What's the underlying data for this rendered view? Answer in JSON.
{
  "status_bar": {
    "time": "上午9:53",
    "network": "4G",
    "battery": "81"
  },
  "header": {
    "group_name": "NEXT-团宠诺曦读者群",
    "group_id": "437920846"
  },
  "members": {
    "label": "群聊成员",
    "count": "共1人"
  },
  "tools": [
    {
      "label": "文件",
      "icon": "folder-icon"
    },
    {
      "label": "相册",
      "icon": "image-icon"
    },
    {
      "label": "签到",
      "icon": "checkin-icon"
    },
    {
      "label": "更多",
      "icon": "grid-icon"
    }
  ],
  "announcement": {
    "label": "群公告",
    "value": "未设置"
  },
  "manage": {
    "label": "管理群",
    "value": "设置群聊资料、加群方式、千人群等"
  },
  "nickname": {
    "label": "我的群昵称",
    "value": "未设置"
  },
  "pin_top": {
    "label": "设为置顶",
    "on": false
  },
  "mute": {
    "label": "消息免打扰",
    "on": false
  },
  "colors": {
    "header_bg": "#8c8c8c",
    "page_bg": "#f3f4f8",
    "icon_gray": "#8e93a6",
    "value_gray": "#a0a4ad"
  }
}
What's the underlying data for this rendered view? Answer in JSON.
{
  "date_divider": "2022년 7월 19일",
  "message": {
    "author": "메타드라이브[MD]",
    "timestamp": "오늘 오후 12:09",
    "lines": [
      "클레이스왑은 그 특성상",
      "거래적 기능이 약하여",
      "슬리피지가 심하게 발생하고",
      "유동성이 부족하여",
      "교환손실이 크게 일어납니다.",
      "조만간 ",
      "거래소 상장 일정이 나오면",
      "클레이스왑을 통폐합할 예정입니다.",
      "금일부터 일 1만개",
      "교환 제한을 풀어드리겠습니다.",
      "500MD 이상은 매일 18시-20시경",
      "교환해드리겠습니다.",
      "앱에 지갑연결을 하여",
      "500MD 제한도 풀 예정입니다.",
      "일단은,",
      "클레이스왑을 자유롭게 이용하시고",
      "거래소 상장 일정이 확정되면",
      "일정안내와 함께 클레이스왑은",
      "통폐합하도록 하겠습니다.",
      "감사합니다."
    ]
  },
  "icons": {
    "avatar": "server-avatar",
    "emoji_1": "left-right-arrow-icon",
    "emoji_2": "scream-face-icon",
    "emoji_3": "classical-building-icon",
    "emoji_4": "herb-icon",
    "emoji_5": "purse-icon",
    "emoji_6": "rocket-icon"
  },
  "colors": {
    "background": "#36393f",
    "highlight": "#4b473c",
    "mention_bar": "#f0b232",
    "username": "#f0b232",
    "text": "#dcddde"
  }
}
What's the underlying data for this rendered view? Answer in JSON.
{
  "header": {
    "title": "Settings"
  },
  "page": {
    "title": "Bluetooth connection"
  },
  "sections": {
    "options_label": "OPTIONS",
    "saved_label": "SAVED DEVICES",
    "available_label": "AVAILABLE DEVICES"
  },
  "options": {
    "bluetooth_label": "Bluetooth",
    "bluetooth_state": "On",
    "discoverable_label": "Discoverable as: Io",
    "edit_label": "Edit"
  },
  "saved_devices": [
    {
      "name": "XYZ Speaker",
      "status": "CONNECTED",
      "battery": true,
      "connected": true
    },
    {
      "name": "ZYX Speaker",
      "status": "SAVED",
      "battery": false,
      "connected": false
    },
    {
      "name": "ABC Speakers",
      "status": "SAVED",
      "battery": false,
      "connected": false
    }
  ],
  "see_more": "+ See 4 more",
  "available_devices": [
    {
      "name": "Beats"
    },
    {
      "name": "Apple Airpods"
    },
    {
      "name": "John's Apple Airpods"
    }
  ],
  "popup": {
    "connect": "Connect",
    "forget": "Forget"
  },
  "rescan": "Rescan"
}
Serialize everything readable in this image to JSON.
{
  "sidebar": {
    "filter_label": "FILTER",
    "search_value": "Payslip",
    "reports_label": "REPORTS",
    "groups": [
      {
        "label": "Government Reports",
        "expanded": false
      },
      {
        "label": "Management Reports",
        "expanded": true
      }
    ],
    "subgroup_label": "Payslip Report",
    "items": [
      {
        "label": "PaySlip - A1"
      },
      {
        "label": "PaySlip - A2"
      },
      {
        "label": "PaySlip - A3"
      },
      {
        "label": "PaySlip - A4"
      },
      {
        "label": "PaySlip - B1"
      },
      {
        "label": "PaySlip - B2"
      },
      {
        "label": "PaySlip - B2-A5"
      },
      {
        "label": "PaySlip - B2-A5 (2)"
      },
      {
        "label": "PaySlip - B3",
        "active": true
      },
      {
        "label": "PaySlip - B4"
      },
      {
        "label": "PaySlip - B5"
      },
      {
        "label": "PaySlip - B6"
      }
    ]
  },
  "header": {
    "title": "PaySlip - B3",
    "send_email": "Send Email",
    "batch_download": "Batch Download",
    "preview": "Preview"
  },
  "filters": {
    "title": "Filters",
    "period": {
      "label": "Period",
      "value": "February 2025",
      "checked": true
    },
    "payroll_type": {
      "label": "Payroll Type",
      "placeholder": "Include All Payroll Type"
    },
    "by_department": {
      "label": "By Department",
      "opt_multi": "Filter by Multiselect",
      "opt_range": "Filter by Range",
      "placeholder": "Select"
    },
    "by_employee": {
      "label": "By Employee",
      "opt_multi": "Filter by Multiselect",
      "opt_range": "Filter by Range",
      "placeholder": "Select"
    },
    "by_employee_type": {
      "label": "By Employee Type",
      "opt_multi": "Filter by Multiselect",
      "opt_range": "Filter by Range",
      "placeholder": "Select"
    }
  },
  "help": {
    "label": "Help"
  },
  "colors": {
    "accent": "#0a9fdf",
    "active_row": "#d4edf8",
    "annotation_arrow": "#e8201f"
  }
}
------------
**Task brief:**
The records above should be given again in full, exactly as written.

**Task result:**
What's the underlying data for this rendered view? Answer in JSON.
{
  "status_bar": {
    "time": "上午9:53",
    "network": "4G",
    "battery": "81"
  },
  "header": {
    "group_name": "NEXT-团宠诺曦读者群",
    "group_id": "437920846"
  },
  "members": {
    "label": "群聊成员",
    "count": "共1人"
  },
  "tools": [
    {
      "label": "文件",
      "icon": "folder-icon"
    },
    {
      "label": "相册",
      "icon": "image-icon"
    },
    {
      "label": "签到",
      "icon": "checkin-icon"
    },
    {
      "label": "更多",
      "icon": "grid-icon"
    }
  ],
  "announcement": {
    "label": "群公告",
    "value": "未设置"
  },
  "manage": {
    "label": "管理群",
    "value": "设置群聊资料、加群方式、千人群等"
  },
  "nickname": {
    "label": "我的群昵称",
    "value": "未设置"
  },
  "pin_top": {
    "label": "设为置顶",
    "on": false
  },
  "mute": {
    "label": "消息免打扰",
    "on": false
  },
  "colors": {
    "header_bg": "#8c8c8c",
    "page_bg": "#f3f4f8",
    "icon_gray": "#8e93a6",
    "value_gray": "#a0a4ad"
  }
}
What's the underlying data for this rendered view? Answer in JSON.
{
  "date_divider": "2022년 7월 19일",
  "message": {
    "author": "메타드라이브[MD]",
    "timestamp": "오늘 오후 12:09",
    "lines": [
      "클레이스왑은 그 특성상",
      "거래적 기능이 약하여",
      "슬리피지가 심하게 발생하고",
      "유동성이 부족하여",
      "교환손실이 크게 일어납니다.",
      "조만간 ",
      "거래소 상장 일정이 나오면",
      "클레이스왑을 통폐합할 예정입니다.",
      "금일부터 일 1만개",
      "교환 제한을 풀어드리겠습니다.",
      "500MD 이상은 매일 18시-20시경",
      "교환해드리겠습니다.",
      "앱에 지갑연결을 하여",
      "500MD 제한도 풀 예정입니다.",
      "일단은,",
      "클레이스왑을 자유롭게 이용하시고",
      "거래소 상장 일정이 확정되면",
      "일정안내와 함께 클레이스왑은",
      "통폐합하도록 하겠습니다.",
      "감사합니다."
    ]
  },
  "icons": {
    "avatar": "server-avatar",
    "emoji_1": "left-right-arrow-icon",
    "emoji_2": "scream-face-icon",
    "emoji_3": "classical-building-icon",
    "emoji_4": "herb-icon",
    "emoji_5": "purse-icon",
    "emoji_6": "rocket-icon"
  },
  "colors": {
    "background": "#36393f",
    "highlight": "#4b473c",
    "mention_bar": "#f0b232",
    "username": "#f0b232",
    "text": "#dcddde"
  }
}
What's the underlying data for this rendered view? Answer in JSON.
{
  "header": {
    "title": "Settings"
  },
  "page": {
    "title": "Bluetooth connection"
  },
  "sections": {
    "options_label": "OPTIONS",
    "saved_label": "SAVED DEVICES",
    "available_label": "AVAILABLE DEVICES"
  },
  "options": {
    "bluetooth_label": "Bluetooth",
    "bluetooth_state": "On",
    "discoverable_label": "Discoverable as: Io",
    "edit_label": "Edit"
  },
  "saved_devices": [
    {
      "name": "XYZ Speaker",
      "status": "CONNECTED",
      "battery": true,
      "connected": true
    },
    {
      "name": "ZYX Speaker",
      "status": "SAVED",
      "battery": false,
      "connected": false
    },
    {
      "name": "ABC Speakers",
      "status": "SAVED",
      "battery": false,
      "connected": false
    }
  ],
  "see_more": "+ See 4 more",
  "available_devices": [
    {
      "name": "Beats"
    },
    {
      "name": "Apple Airpods"
    },
    {
      "name": "John's Apple Airpods"
    }
  ],
  "popup": {
    "connect": "Connect",
    "forget": "Forget"
  },
  "rescan": "Rescan"
}
Serialize everything readable in this image to JSON.
{
  "sidebar": {
    "filter_label": "FILTER",
    "search_value": "Payslip",
    "reports_label": "REPORTS",
    "groups": [
      {
        "label": "Government Reports",
        "expanded": false
      },
      {
        "label": "Management Reports",
        "expanded": true
      }
    ],
    "subgroup_label": "Payslip Report",
    "items": [
      {
        "label": "PaySlip - A1"
      },
      {
        "label": "PaySlip - A2"
      },
      {
        "label": "PaySlip - A3"
      },
      {
        "label": "PaySlip - A4"
      },
      {
        "label": "PaySlip - B1"
      },
      {
        "label": "PaySlip - B2"
      },
      {
        "label": "PaySlip - B2-A5"
      },
      {
        "label": "PaySlip - B2-A5 (2)"
      },
      {
        "label": "PaySlip - B3",
        "active": true
      },
      {
        "label": "PaySlip - B4"
      },
      {
        "label": "PaySlip - B5"
      },
      {
        "label": "PaySlip - B6"
      }
    ]
  },
  "header": {
    "title": "PaySlip - B3",
    "send_email": "Send Email",
    "batch_download": "Batch Download",
    "preview": "Preview"
  },
  "filters": {
    "title": "Filters",
    "period": {
      "label": "Period",
      "value": "February 2025",
      "checked": true
    },
    "payroll_type": {
      "label": "Payroll Type",
      "placeholder": "Include All Payroll Type"
    },
    "by_department": {
      "label": "By Department",
      "opt_multi": "Filter by Multiselect",
      "opt_range": "Filter by Range",
      "placeholder": "Select"
    },
    "by_employee": {
      "label": "By Employee",
      "opt_multi": "Filter by Multiselect",
      "opt_range": "Filter by Range",
      "placeholder": "Select"
    },
    "by_employee_type": {
      "label": "By Employee Type",
      "opt_multi": "Filter by Multiselect",
      "opt_range": "Filter by Range",
      "placeholder": "Select"
    }
  },
  "help": {
    "label": "Help"
  },
  "colors": {
    "accent": "#0a9fdf",
    "active_row": "#d4edf8",
    "annotation_arrow": "#e8201f"
  }
}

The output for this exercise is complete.